Old barns are the standing stones of the American countryside, relics of a time when working farms overspread the land like a patchwork quilt. These structures remain integral to our national consciousness, resolute reminders that hard work in close contact with the earth, productivity, and ingenuity are essential elements of the American character. The "Pennsylvania Barn" has earned a particular distinction. From the mid-1700s until roughly 1900, immigrant farmers and their descendents introduced to Pennsylvania the functional genius of their familiar German and Swiss farm architecture, a form eventually adopted by farmers well beyond the borders of Pennsylvania. Not only did form follow function. The barns were simply beautiful.
Many of these barns have vanished along with their farms, but thankfully many remain. Today there is a growing commitment to preserve and if possible restore these cultural and architectural treasures. This gallery contains images of several of these structures, built over 150 years ago, all save one in the immediate vicinity of Gettysburg, Pennsylvania. Standing in the midst of the horrific Civil War battle, they afterwards provided shelter to the wounded. These structures form an honorable chapter in the telling of the American narrative.
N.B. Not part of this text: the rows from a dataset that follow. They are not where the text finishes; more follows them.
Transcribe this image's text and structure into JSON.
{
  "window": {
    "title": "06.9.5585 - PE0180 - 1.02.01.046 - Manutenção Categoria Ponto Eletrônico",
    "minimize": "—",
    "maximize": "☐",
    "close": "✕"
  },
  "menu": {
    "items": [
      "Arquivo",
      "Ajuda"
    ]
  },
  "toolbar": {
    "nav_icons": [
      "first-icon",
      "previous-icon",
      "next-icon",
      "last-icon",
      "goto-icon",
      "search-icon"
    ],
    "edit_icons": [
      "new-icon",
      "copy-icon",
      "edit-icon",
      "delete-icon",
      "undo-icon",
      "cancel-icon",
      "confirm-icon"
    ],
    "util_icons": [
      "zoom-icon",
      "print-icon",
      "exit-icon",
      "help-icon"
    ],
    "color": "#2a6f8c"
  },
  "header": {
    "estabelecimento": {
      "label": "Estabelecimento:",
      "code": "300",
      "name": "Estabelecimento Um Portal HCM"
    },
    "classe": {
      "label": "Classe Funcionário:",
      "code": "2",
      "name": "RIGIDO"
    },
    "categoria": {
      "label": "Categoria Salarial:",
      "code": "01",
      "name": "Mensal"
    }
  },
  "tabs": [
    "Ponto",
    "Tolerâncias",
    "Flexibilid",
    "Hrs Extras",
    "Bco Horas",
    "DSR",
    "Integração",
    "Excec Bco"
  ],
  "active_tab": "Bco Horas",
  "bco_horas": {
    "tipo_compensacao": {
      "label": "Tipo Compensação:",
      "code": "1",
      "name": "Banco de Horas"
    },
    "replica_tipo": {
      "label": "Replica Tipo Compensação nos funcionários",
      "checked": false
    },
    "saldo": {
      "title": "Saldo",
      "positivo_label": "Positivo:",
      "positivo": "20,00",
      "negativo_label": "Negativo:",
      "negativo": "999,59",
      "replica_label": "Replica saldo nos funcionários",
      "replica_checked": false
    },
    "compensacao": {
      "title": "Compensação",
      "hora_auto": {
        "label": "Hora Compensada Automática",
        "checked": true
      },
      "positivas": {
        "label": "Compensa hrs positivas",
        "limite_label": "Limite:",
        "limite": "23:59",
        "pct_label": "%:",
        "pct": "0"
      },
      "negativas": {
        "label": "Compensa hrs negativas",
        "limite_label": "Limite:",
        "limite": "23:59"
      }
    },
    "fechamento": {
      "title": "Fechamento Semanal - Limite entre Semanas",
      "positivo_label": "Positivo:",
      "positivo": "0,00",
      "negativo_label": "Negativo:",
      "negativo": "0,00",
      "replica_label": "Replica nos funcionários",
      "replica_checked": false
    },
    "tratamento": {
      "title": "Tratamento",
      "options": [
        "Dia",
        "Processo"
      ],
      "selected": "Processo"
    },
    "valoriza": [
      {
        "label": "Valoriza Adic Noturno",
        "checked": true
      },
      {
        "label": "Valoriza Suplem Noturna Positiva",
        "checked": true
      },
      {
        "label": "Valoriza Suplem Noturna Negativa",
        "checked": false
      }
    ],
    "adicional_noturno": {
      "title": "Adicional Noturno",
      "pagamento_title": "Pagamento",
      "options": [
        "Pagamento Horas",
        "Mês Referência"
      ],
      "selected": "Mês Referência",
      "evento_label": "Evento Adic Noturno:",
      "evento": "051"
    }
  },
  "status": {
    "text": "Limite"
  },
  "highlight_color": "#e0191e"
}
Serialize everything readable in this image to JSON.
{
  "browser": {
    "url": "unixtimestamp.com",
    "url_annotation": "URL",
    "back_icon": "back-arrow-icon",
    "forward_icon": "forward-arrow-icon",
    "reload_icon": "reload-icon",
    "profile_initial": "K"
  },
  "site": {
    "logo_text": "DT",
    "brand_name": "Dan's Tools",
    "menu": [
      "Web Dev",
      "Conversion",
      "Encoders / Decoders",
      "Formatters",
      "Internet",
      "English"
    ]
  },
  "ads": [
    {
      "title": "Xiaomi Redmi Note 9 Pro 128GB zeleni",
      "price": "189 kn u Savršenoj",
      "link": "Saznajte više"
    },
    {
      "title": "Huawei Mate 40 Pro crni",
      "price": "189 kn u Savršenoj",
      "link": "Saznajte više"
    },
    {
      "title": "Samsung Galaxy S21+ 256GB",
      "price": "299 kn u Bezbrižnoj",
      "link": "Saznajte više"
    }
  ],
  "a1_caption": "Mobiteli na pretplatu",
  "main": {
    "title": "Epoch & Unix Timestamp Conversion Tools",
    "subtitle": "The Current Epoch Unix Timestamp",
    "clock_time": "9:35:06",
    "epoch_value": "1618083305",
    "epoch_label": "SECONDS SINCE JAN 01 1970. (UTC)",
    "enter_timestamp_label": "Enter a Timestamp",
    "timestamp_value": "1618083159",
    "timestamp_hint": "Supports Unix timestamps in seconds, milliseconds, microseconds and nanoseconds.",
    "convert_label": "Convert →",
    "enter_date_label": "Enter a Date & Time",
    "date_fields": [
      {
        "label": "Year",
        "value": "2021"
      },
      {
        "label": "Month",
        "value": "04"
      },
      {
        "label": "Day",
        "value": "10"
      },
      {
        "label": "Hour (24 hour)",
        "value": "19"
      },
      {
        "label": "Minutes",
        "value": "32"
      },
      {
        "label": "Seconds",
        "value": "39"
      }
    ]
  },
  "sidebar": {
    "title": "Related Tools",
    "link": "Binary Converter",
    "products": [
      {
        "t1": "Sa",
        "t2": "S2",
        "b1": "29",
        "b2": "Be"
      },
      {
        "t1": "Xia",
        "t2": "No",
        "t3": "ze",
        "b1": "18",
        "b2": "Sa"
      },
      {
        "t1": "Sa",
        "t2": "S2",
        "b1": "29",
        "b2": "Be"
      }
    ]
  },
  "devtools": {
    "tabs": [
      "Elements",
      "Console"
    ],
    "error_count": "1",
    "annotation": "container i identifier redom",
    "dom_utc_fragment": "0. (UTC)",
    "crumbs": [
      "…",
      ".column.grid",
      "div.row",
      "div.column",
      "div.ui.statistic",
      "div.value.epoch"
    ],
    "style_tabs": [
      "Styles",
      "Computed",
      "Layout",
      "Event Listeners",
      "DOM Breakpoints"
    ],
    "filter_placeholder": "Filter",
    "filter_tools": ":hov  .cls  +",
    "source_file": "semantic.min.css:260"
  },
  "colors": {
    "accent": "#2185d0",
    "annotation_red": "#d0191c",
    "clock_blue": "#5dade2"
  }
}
As such, and as works of art in their own right, I gratefully include them here.
This gallery interprets landscapes and waterscapes in the American West: Hawaii, California, Nevada, and Utah ... and the American East: the Chesapeake Bay region, North Carolina's Outer Banks, and my home in Gettysburg, Pennsylvania.